**Material for this exercise**:
● ● ● ● ●

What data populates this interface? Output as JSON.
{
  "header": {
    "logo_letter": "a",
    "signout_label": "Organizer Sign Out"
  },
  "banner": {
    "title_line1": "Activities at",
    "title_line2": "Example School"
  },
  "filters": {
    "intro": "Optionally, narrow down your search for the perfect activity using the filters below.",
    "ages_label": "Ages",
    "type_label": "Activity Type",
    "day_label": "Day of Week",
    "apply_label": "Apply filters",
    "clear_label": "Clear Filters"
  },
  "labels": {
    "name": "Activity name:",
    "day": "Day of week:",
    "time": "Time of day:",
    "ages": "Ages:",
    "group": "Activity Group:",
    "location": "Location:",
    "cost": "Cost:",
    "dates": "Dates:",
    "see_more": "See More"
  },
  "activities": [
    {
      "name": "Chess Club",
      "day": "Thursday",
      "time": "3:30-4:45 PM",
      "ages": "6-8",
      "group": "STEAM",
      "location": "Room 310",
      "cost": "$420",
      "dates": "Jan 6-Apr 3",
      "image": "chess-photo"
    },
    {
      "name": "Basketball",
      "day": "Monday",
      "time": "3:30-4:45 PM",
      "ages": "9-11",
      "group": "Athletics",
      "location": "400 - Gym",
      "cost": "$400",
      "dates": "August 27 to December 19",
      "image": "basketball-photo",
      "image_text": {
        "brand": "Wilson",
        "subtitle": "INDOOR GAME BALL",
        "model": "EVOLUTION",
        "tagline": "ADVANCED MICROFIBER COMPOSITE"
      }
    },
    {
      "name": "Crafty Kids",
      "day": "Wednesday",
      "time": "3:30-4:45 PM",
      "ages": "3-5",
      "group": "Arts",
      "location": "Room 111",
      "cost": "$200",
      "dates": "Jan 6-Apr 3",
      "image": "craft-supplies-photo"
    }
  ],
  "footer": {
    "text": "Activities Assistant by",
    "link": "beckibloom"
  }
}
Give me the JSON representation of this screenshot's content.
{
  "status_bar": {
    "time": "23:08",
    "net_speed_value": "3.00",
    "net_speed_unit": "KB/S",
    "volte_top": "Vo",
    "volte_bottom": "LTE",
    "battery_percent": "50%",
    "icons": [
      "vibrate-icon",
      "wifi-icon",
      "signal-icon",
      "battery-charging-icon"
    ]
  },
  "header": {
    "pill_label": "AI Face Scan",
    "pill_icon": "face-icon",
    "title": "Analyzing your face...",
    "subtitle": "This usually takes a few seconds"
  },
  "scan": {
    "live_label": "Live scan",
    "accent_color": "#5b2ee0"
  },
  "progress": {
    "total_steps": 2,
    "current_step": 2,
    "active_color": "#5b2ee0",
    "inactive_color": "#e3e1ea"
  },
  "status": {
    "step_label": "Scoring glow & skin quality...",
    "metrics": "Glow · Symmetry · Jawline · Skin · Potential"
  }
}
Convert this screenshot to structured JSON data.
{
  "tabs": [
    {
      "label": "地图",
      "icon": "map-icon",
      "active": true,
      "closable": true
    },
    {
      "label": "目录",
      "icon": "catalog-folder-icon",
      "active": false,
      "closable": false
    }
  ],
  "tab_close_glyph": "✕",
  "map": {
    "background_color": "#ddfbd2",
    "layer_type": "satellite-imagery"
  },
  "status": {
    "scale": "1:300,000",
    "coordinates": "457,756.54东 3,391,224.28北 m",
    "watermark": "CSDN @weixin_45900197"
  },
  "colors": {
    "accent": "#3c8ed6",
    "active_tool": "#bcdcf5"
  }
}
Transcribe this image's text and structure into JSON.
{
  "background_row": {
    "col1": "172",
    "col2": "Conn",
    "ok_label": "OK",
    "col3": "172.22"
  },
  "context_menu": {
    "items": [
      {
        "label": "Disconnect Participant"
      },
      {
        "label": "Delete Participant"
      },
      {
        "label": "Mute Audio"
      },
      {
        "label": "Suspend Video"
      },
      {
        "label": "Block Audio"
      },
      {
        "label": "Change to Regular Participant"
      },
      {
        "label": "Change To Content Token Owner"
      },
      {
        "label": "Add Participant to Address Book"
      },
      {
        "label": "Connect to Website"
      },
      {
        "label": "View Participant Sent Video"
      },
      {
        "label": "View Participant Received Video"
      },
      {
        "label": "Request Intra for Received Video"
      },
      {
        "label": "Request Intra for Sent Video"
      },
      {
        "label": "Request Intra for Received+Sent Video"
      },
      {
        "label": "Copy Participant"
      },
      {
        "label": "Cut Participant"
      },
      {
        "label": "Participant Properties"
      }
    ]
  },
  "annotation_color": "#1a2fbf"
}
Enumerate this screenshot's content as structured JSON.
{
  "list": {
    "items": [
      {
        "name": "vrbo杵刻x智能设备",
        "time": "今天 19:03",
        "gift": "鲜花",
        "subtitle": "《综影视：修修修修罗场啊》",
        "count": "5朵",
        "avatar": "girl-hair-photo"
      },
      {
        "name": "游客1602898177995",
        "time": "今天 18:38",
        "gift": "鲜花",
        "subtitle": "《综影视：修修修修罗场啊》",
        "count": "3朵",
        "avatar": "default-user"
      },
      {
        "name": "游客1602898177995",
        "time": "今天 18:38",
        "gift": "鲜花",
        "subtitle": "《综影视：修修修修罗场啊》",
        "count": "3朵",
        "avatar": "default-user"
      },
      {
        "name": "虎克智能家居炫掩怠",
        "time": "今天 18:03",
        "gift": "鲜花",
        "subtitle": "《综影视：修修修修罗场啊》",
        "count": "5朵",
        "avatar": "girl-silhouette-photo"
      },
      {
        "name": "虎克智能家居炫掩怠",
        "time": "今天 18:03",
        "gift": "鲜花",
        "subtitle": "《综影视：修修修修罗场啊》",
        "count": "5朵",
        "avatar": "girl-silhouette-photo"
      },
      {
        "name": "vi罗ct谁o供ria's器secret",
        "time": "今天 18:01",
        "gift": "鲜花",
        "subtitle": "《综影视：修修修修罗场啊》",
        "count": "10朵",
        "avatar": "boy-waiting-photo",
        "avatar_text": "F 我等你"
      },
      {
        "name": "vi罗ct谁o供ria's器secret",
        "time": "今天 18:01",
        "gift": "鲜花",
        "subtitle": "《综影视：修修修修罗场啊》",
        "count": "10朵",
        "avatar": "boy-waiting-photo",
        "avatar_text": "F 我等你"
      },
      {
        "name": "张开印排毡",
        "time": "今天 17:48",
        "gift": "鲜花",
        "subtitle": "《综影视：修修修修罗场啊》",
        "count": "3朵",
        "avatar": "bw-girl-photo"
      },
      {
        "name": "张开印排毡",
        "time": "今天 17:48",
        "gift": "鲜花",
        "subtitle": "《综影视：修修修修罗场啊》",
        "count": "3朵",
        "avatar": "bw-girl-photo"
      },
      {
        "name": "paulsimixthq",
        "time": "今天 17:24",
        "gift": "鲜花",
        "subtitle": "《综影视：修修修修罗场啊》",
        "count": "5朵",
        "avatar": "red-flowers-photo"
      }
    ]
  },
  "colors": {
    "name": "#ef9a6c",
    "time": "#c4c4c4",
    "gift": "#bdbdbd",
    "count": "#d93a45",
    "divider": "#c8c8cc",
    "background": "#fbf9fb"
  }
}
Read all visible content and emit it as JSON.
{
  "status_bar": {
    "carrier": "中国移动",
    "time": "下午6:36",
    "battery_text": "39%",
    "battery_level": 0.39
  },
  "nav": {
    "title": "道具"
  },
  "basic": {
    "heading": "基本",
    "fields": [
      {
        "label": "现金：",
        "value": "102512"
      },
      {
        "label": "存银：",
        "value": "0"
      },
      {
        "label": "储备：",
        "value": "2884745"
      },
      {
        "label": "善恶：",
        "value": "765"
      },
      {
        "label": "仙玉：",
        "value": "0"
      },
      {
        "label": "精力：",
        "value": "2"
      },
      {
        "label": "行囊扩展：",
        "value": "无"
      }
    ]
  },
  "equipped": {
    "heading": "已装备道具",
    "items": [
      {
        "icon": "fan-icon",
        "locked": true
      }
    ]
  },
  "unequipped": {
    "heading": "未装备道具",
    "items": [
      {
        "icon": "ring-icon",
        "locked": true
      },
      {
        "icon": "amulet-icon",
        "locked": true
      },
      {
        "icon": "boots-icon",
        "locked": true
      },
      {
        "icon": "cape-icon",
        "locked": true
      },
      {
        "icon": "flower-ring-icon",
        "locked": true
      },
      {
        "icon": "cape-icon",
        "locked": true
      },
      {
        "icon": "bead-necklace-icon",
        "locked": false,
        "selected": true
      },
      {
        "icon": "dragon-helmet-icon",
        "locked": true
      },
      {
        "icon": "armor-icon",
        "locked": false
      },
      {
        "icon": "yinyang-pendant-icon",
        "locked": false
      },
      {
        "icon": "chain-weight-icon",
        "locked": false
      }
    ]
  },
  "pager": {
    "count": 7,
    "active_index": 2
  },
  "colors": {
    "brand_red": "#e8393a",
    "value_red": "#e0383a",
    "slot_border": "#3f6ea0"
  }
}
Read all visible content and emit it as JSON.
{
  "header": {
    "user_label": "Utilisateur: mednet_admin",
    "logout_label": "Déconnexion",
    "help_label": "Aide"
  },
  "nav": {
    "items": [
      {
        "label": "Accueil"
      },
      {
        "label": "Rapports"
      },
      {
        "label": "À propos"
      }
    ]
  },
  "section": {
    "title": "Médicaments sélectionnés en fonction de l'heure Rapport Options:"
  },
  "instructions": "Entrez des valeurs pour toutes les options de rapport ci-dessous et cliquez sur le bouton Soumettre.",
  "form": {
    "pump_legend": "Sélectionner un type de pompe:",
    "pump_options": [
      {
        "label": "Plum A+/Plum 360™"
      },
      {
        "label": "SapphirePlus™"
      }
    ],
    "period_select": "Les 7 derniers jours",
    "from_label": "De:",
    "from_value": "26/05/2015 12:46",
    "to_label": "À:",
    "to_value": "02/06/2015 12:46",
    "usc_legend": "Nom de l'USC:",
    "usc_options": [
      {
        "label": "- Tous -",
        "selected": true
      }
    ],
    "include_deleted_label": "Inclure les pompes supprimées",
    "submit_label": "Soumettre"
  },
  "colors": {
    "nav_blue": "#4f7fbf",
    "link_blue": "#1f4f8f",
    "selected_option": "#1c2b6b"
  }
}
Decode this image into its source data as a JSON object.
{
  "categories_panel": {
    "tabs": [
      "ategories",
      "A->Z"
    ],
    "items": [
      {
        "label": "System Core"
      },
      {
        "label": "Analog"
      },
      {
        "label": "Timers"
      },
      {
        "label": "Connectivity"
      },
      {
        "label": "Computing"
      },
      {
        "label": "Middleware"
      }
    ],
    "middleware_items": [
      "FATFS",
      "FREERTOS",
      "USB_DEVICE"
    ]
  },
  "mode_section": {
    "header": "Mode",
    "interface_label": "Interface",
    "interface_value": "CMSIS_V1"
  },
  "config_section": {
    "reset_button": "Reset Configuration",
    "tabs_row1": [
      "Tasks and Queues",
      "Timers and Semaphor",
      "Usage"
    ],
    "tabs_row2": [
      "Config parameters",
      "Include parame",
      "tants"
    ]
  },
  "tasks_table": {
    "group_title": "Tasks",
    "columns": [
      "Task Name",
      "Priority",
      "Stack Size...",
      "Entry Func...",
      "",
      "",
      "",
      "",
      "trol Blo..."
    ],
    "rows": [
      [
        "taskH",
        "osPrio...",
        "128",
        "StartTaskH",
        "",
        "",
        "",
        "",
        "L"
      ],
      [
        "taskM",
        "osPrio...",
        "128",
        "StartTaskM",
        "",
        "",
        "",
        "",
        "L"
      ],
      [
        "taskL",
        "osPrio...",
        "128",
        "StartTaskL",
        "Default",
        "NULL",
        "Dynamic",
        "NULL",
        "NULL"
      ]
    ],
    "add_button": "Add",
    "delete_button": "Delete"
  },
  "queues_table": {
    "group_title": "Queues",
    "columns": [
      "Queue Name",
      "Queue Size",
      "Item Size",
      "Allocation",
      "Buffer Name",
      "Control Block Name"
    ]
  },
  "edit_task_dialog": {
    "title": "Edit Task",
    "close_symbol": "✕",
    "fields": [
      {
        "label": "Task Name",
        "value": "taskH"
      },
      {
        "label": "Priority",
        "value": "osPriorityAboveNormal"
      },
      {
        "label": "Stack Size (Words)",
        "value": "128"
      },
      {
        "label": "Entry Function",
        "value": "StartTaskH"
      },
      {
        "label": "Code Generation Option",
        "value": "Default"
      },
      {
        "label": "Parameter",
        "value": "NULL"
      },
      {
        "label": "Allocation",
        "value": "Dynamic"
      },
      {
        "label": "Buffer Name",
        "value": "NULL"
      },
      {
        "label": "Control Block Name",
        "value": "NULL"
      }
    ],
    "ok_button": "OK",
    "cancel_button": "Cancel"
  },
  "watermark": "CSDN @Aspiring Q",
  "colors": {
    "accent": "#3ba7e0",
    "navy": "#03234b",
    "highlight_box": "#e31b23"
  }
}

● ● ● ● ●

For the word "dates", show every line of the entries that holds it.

    "dates": "Dates:",
      "dates": "Jan 6-Apr 3",
      "dates": "August 27 to December 19",
      "dates": "Jan 6-Apr 3",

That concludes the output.